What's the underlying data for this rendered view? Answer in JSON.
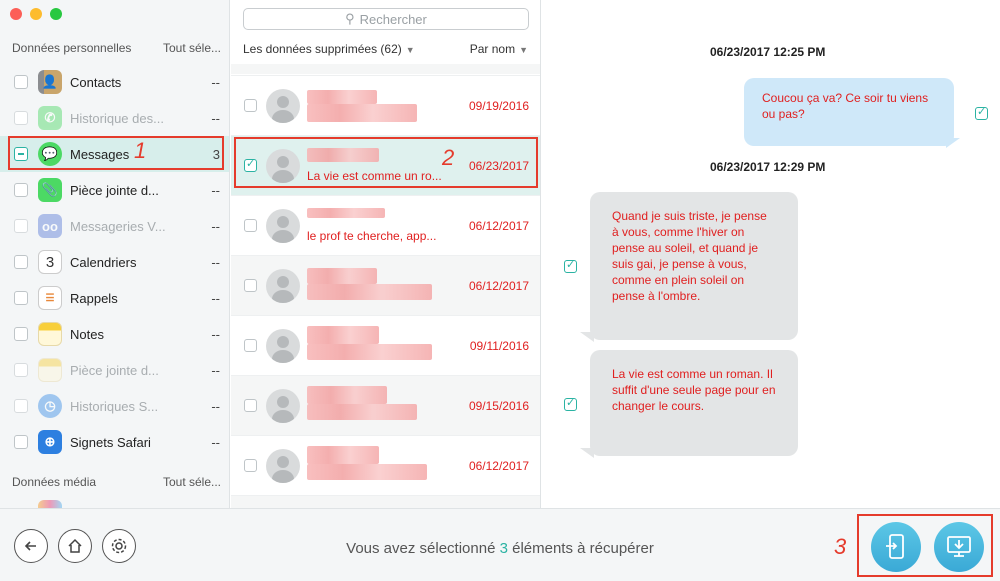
{
  "sidebar": {
    "personal_header": "Données personnelles",
    "select_all": "Tout séle...",
    "media_header": "Données média",
    "media_select_all": "Tout séle...",
    "items": [
      {
        "label": "Contacts",
        "count": "--",
        "icon": "contacts-icon"
      },
      {
        "label": "Historique des...",
        "count": "--",
        "icon": "phone-icon"
      },
      {
        "label": "Messages",
        "count": "3",
        "icon": "messages-icon"
      },
      {
        "label": "Pièce jointe d...",
        "count": "--",
        "icon": "attachment-icon"
      },
      {
        "label": "Messageries V...",
        "count": "--",
        "icon": "voicemail-icon"
      },
      {
        "label": "Calendriers",
        "count": "--",
        "icon": "calendar-icon"
      },
      {
        "label": "Rappels",
        "count": "--",
        "icon": "reminders-icon"
      },
      {
        "label": "Notes",
        "count": "--",
        "icon": "notes-icon"
      },
      {
        "label": "Pièce jointe d...",
        "count": "--",
        "icon": "notes-attachment-icon"
      },
      {
        "label": "Historiques S...",
        "count": "--",
        "icon": "safari-history-icon"
      },
      {
        "label": "Signets Safari",
        "count": "--",
        "icon": "safari-bookmarks-icon"
      }
    ]
  },
  "middle": {
    "search_placeholder": "Rechercher",
    "filter_label": "Les données supprimées (62)",
    "sort_label": "Par nom",
    "rows": [
      {
        "snippet": "",
        "date": "09/19/2016"
      },
      {
        "snippet": "La vie est comme un ro...",
        "date": "06/23/2017"
      },
      {
        "snippet": "le prof te cherche, app...",
        "date": "06/12/2017"
      },
      {
        "snippet": "",
        "date": "06/12/2017"
      },
      {
        "snippet": "",
        "date": "09/11/2016"
      },
      {
        "snippet": "",
        "date": "09/15/2016"
      },
      {
        "snippet": "",
        "date": "06/12/2017"
      }
    ]
  },
  "conversation": {
    "ts1": "06/23/2017 12:25 PM",
    "msg1": "Coucou ça va? Ce soir tu viens ou pas?",
    "ts2": "06/23/2017 12:29 PM",
    "msg2": "Quand je suis triste, je pense à vous, comme l'hiver on pense au soleil, et quand je suis gai, je pense à vous, comme en plein soleil on pense à l'ombre.",
    "msg3": "La vie est comme un roman. Il suffit d'une seule page pour en changer le cours."
  },
  "bottom": {
    "status_prefix": "Vous avez sélectionné ",
    "status_count": "3",
    "status_suffix": " éléments à récupérer"
  },
  "annotations": {
    "a1": "1",
    "a2": "2",
    "a3": "3"
  },
  "colors": {
    "accent": "#2bb3a3",
    "highlight": "#e53b2c",
    "message_text": "#e02020"
  }
}
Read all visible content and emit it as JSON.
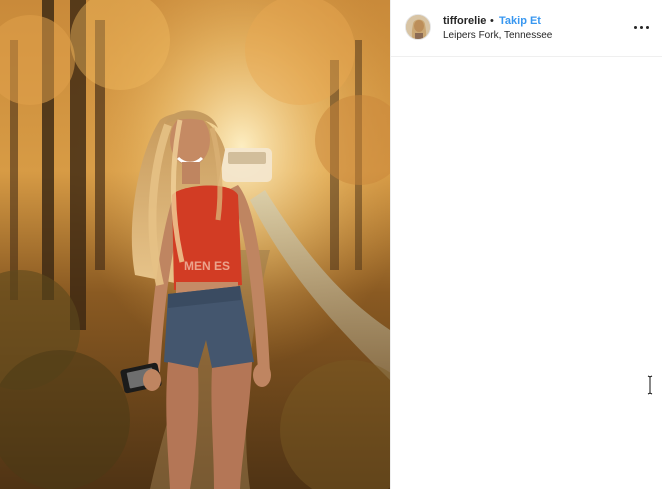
{
  "post": {
    "username": "tifforelie",
    "separator": "•",
    "follow_label": "Takip Et",
    "location": "Leipers Fork, Tennessee"
  },
  "icons": {
    "more": "more-options-icon",
    "text_cursor": "text-cursor-icon"
  },
  "colors": {
    "follow_link": "#3897f0",
    "username_text": "#262626",
    "divider": "#efefef"
  },
  "photo": {
    "shirt_text": "MEN ES"
  }
}
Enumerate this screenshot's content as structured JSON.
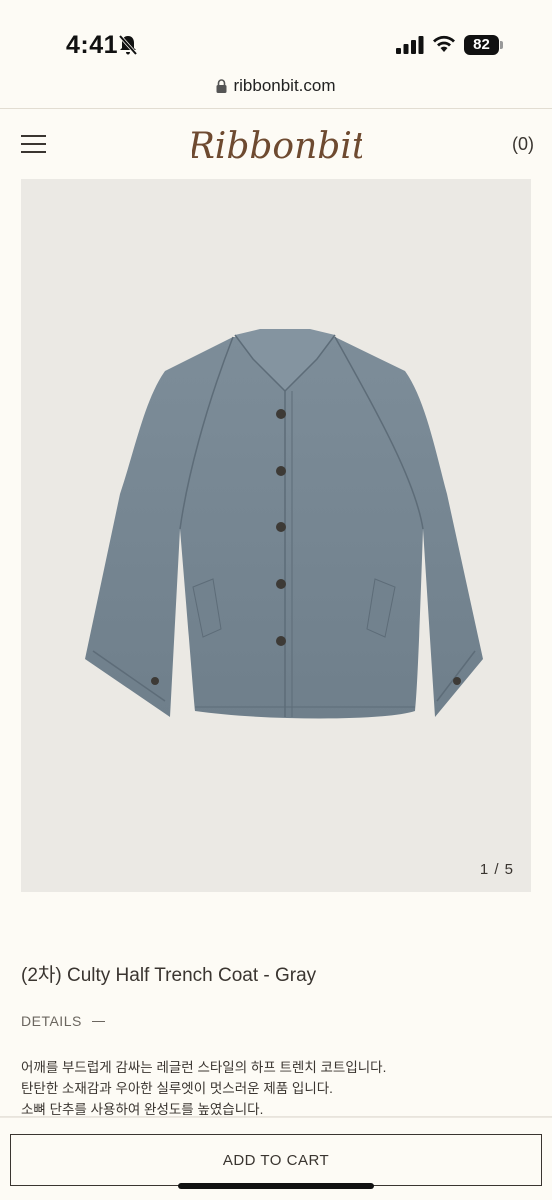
{
  "status_bar": {
    "time": "4:41",
    "battery": "82"
  },
  "browser": {
    "url": "ribbonbit.com"
  },
  "header": {
    "logo": "Ribbonbit",
    "cart_count": "(0)"
  },
  "gallery": {
    "counter": "1 / 5"
  },
  "product": {
    "title": "(2차) Culty Half Trench Coat - Gray",
    "details_label": "DETAILS",
    "description": [
      "어깨를 부드럽게 감싸는 레글런 스타일의 하프 트렌치 코트입니다.",
      "탄탄한 소재감과 우아한 실루엣이 멋스러운 제품 입니다.",
      "소뼈 단추를 사용하여 완성도를 높였습니다."
    ]
  },
  "footer": {
    "add_to_cart": "ADD TO CART"
  },
  "colors": {
    "background": "#fdfbf5",
    "text": "#3a3530",
    "logo": "#6e4a30",
    "coat": "#7a8a96"
  }
}
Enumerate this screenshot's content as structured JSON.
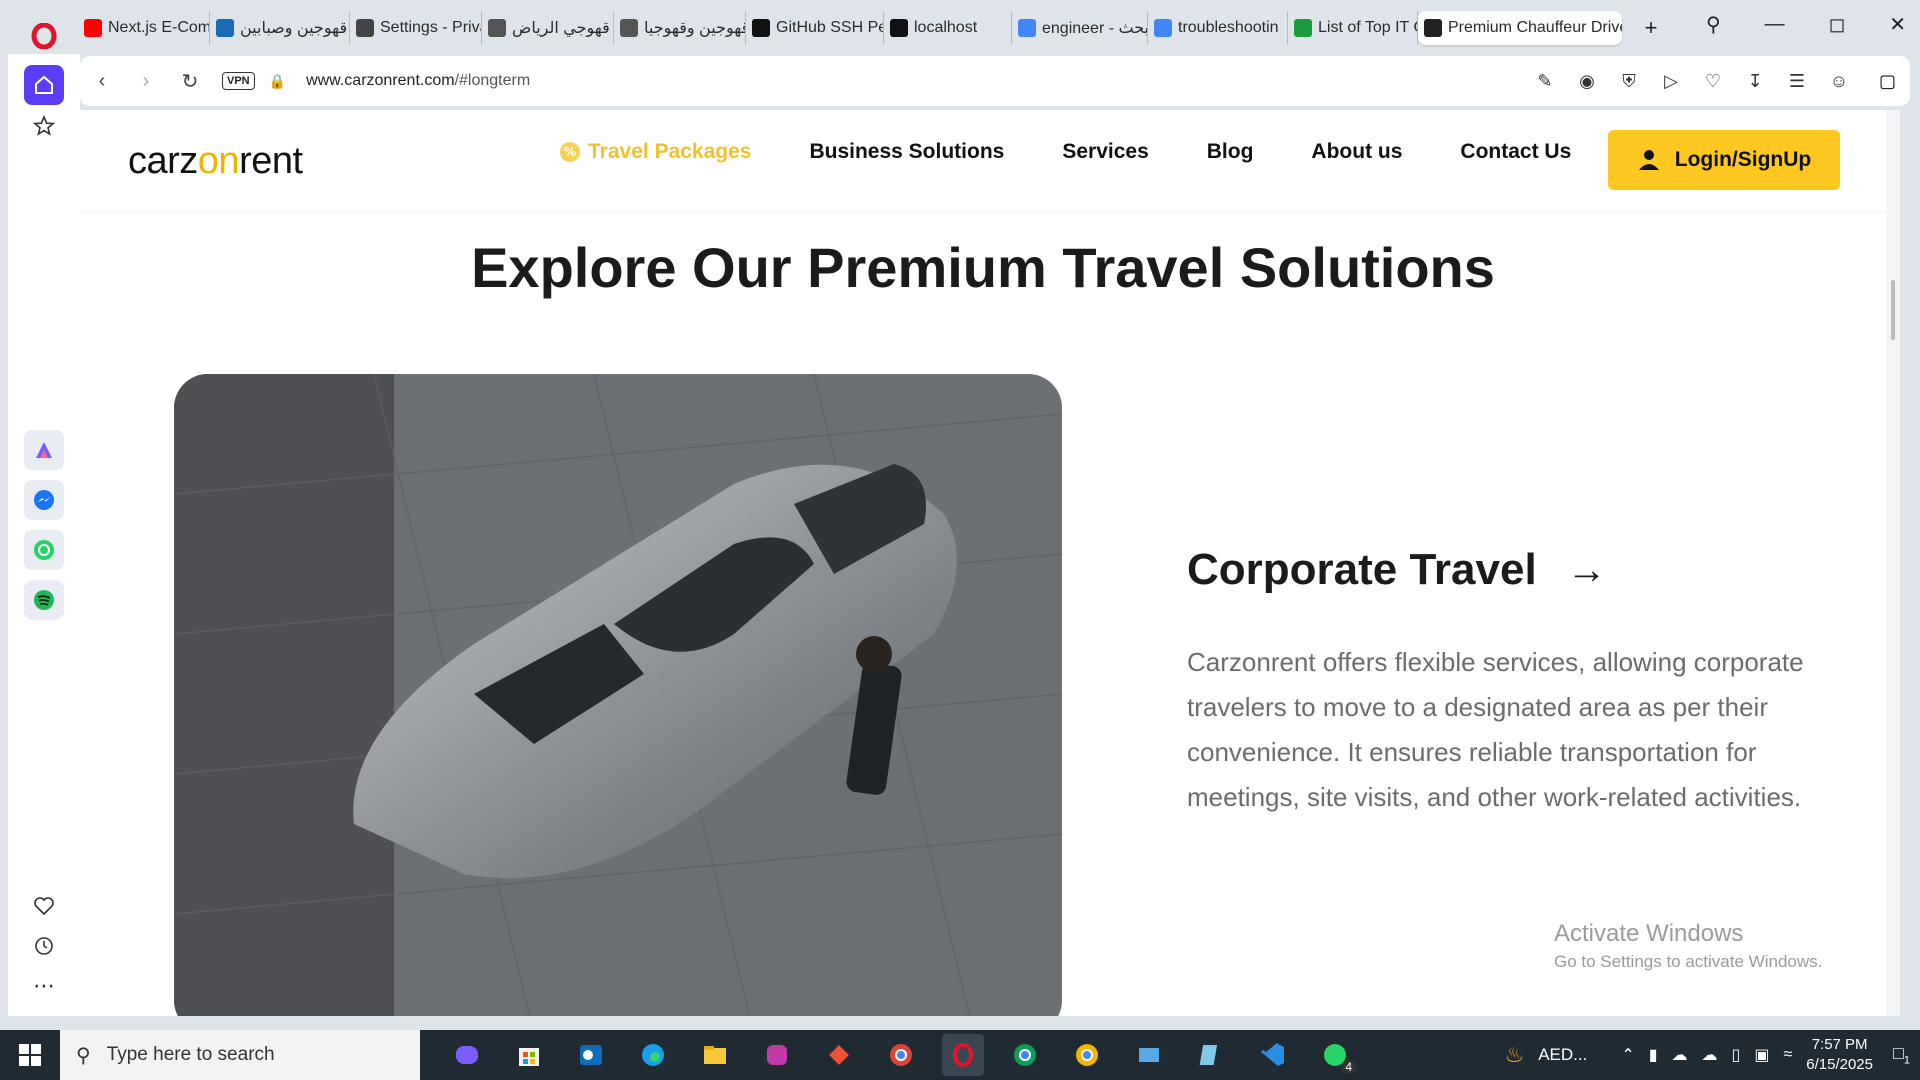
{
  "browser": {
    "tabs": [
      {
        "title": "Next.js E-Comm",
        "fav": "youtube-icon",
        "color": "#ff0000"
      },
      {
        "title": "قهوجين وصبابين",
        "fav": "site-icon",
        "color": "#1a6bb5"
      },
      {
        "title": "Settings - Priva",
        "fav": "gear-icon",
        "color": "#444444"
      },
      {
        "title": "قهوجي الرياض",
        "fav": "site-icon",
        "color": "#555555"
      },
      {
        "title": "قهوجين وقهوجيا",
        "fav": "globe-icon",
        "color": "#555555"
      },
      {
        "title": "GitHub SSH Pe",
        "fav": "openai-icon",
        "color": "#111111"
      },
      {
        "title": "localhost",
        "fav": "site-icon",
        "color": "#111111"
      },
      {
        "title": "engineer - بحث",
        "fav": "google-icon",
        "color": "#4285f4"
      },
      {
        "title": "troubleshootin",
        "fav": "google-icon",
        "color": "#4285f4"
      },
      {
        "title": "List of Top IT C",
        "fav": "site-icon",
        "color": "#1a9c3a"
      },
      {
        "title": "Premium Chauffeur Drive",
        "fav": "site-icon",
        "color": "#222222",
        "active": true
      }
    ],
    "vpn_label": "VPN",
    "url_domain": "www.carzonrent.com",
    "url_path": "/#longterm"
  },
  "site": {
    "logo_a": "carz",
    "logo_b": "on",
    "logo_c": "rent",
    "menu": {
      "travel": "Travel Packages",
      "business": "Business Solutions",
      "services": "Services",
      "blog": "Blog",
      "about": "About us",
      "contact": "Contact Us"
    },
    "login": "Login/SignUp",
    "section_title": "Explore Our Premium Travel Solutions",
    "card_title": "Corporate Travel",
    "card_arrow": "→",
    "card_text": "Carzonrent offers flexible services, allowing corporate travelers to move to a designated area as per their convenience. It ensures reliable transportation for meetings, site visits, and other work-related activities."
  },
  "watermark": {
    "line1": "Activate Windows",
    "line2": "Go to Settings to activate Windows."
  },
  "taskbar": {
    "search_placeholder": "Type here to search",
    "tray_text": "AED...",
    "time": "7:57 PM",
    "date": "6/15/2025",
    "notification_count": "1",
    "whatsapp_badge": "4"
  },
  "colors": {
    "accent": "#ffc820",
    "travel_link": "#f2c12e",
    "opera_red": "#e3132c",
    "sidebar_active": "#5b3df5"
  }
}
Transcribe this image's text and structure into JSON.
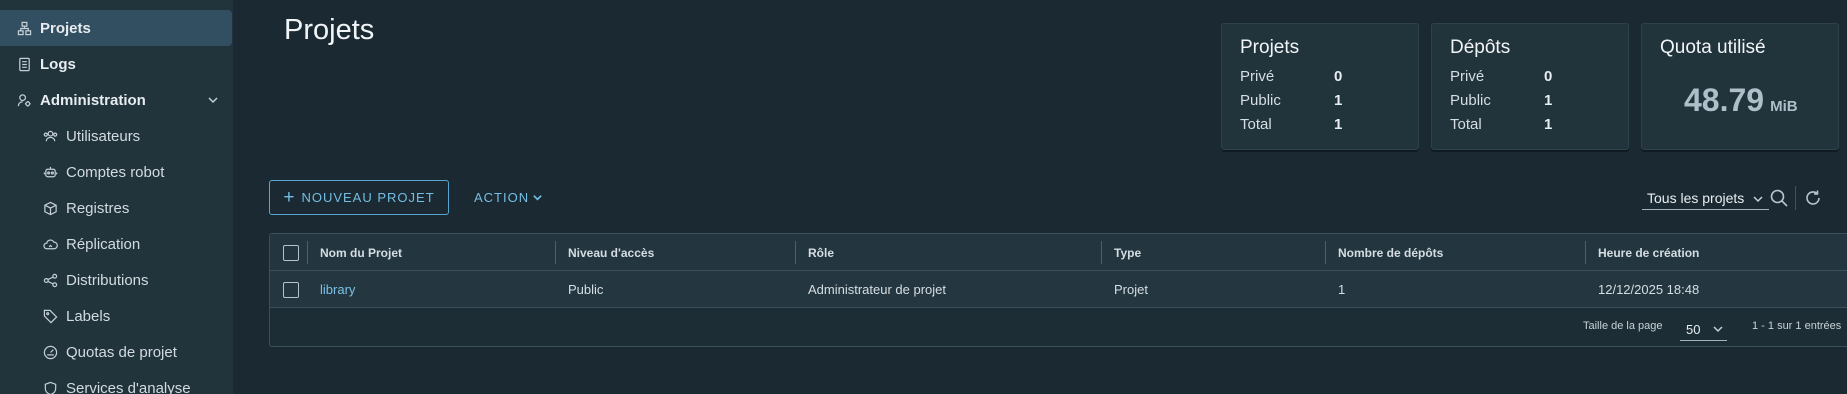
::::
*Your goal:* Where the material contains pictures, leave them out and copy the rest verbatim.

*Task response:*
What's the underlying data for this rendered view? Answer in JSON.
{
  "sidebar": {
    "personal_header": "Données personnelles",
    "select_all": "Tout séle...",
    "media_header": "Données média",
    "media_select_all": "Tout séle...",
    "items": [
      {
        "label": "Contacts",
        "count": "--",
        "icon": "contacts-icon"
      },
      {
        "label": "Historique des...",
        "count": "--",
        "icon": "phone-icon"
      },
      {
        "label": "Messages",
        "count": "3",
        "icon": "messages-icon"
      },
      {
        "label": "Pièce jointe d...",
        "count": "--",
        "icon": "attachment-icon"
      },
      {
        "label": "Messageries V...",
        "count": "--",
        "icon": "voicemail-icon"
      },
      {
        "label": "Calendriers",
        "count": "--",
        "icon": "calendar-icon"
      },
      {
        "label": "Rappels",
        "count": "--",
        "icon": "reminders-icon"
      },
      {
        "label": "Notes",
        "count": "--",
        "icon": "notes-icon"
      },
      {
        "label": "Pièce jointe d...",
        "count": "--",
        "icon": "notes-attachment-icon"
      },
      {
        "label": "Historiques S...",
        "count": "--",
        "icon": "safari-history-icon"
      },
      {
        "label": "Signets Safari",
        "count": "--",
        "icon": "safari-bookmarks-icon"
      }
    ]
  },
  "middle": {
    "search_placeholder": "Rechercher",
    "filter_label": "Les données supprimées (62)",
    "sort_label": "Par nom",
    "rows": [
      {
        "snippet": "",
        "date": "09/19/2016"
      },
      {
        "snippet": "La vie est comme un ro...",
        "date": "06/23/2017"
      },
      {
        "snippet": "le prof te cherche, app...",
        "date": "06/12/2017"
      },
      {
        "snippet": "",
        "date": "06/12/2017"
      },
      {
        "snippet": "",
        "date": "09/11/2016"
      },
      {
        "snippet": "",
        "date": "09/15/2016"
      },
      {
        "snippet": "",
        "date": "06/12/2017"
      }
    ]
  },
  "conversation": {
    "ts1": "06/23/2017 12:25 PM",
    "msg1": "Coucou ça va? Ce soir tu viens ou pas?",
    "ts2": "06/23/2017 12:29 PM",
    "msg2": "Quand je suis triste, je pense à vous, comme l'hiver on pense au soleil, et quand je suis gai, je pense à vous, comme en plein soleil on pense à l'ombre.",
    "msg3": "La vie est comme un roman. Il suffit d'une seule page pour en changer le cours."
  },
  "bottom": {
    "status_prefix": "Vous avez sélectionné ",
    "status_count": "3",
    "status_suffix": " éléments à récupérer"
  },
  "annotations": {
    "a1": "1",
    "a2": "2",
    "a3": "3"
  },
  "colors": {
    "accent": "#2bb3a3",
    "highlight": "#e53b2c",
    "message_text": "#e02020"
  }
}
Read all visible content and emit it as JSON.
{
  "post": {
    "username": "tifforelie",
    "separator": "•",
    "follow_label": "Takip Et",
    "location": "Leipers Fork, Tennessee"
  },
  "icons": {
    "more": "more-options-icon",
    "text_cursor": "text-cursor-icon"
  },
  "colors": {
    "follow_link": "#3897f0",
    "username_text": "#262626",
    "divider": "#efefef"
  },
  "photo": {
    "shirt_text": "MEN ES"
  }
}
Enumerate this screenshot's content as structured JSON.
{
  "status_bar": {
    "time": "4:41",
    "battery": "82"
  },
  "browser": {
    "url": "ribbonbit.com"
  },
  "header": {
    "logo": "Ribbonbit",
    "cart_count": "(0)"
  },
  "gallery": {
    "counter": "1 / 5"
  },
  "product": {
    "title": "(2차) Culty Half Trench Coat - Gray",
    "details_label": "DETAILS",
    "description": [
      "어깨를 부드럽게 감싸는 레글런 스타일의 하프 트렌치 코트입니다.",
      "탄탄한 소재감과 우아한 실루엣이 멋스러운 제품 입니다.",
      "소뼈 단추를 사용하여 완성도를 높였습니다."
    ]
  },
  "footer": {
    "add_to_cart": "ADD TO CART"
  },
  "colors": {
    "background": "#fdfbf5",
    "text": "#3a3530",
    "logo": "#6e4a30",
    "coat": "#7a8a96"
  }
}
Enumerate this screenshot's content as structured JSON.
{
  "browser": {
    "tabs": [
      {
        "title": "Next.js E-Comm",
        "fav": "youtube-icon",
        "color": "#ff0000"
      },
      {
        "title": "قهوجين وصبابين",
        "fav": "site-icon",
        "color": "#1a6bb5"
      },
      {
        "title": "Settings - Priva",
        "fav": "gear-icon",
        "color": "#444444"
      },
      {
        "title": "قهوجي الرياض",
        "fav": "site-icon",
        "color": "#555555"
      },
      {
        "title": "قهوجين وقهوجيا",
        "fav": "globe-icon",
        "color": "#555555"
      },
      {
        "title": "GitHub SSH Pe",
        "fav": "openai-icon",
        "color": "#111111"
      },
      {
        "title": "localhost",
        "fav": "site-icon",
        "color": "#111111"
      },
      {
        "title": "engineer - بحث",
        "fav": "google-icon",
        "color": "#4285f4"
      },
      {
        "title": "troubleshootin",
        "fav": "google-icon",
        "color": "#4285f4"
      },
      {
        "title": "List of Top IT C",
        "fav": "site-icon",
        "color": "#1a9c3a"
      },
      {
        "title": "Premium Chauffeur Drive",
        "fav": "site-icon",
        "color": "#222222",
        "active": true
      }
    ],
    "vpn_label": "VPN",
    "url_domain": "www.carzonrent.com",
    "url_path": "/#longterm"
  },
  "site": {
    "logo_a": "carz",
    "logo_b": "on",
    "logo_c": "rent",
    "menu": {
      "travel": "Travel Packages",
      "business": "Business Solutions",
      "services": "Services",
      "blog": "Blog",
      "about": "About us",
      "contact": "Contact Us"
    },
    "login": "Login/SignUp",
    "section_title": "Explore Our Premium Travel Solutions",
    "card_title": "Corporate Travel",
    "card_arrow": "→",
    "card_text": "Carzonrent offers flexible services, allowing corporate travelers to move to a designated area as per their convenience. It ensures reliable transportation for meetings, site visits, and other work-related activities."
  },
  "watermark": {
    "line1": "Activate Windows",
    "line2": "Go to Settings to activate Windows."
  },
  "taskbar": {
    "search_placeholder": "Type here to search",
    "tray_text": "AED...",
    "time": "7:57 PM",
    "date": "6/15/2025",
    "notification_count": "1",
    "whatsapp_badge": "4"
  },
  "colors": {
    "accent": "#ffc820",
    "travel_link": "#f2c12e",
    "opera_red": "#e3132c",
    "sidebar_active": "#5b3df5"
  }
}
Transcribe this image's text and structure into JSON.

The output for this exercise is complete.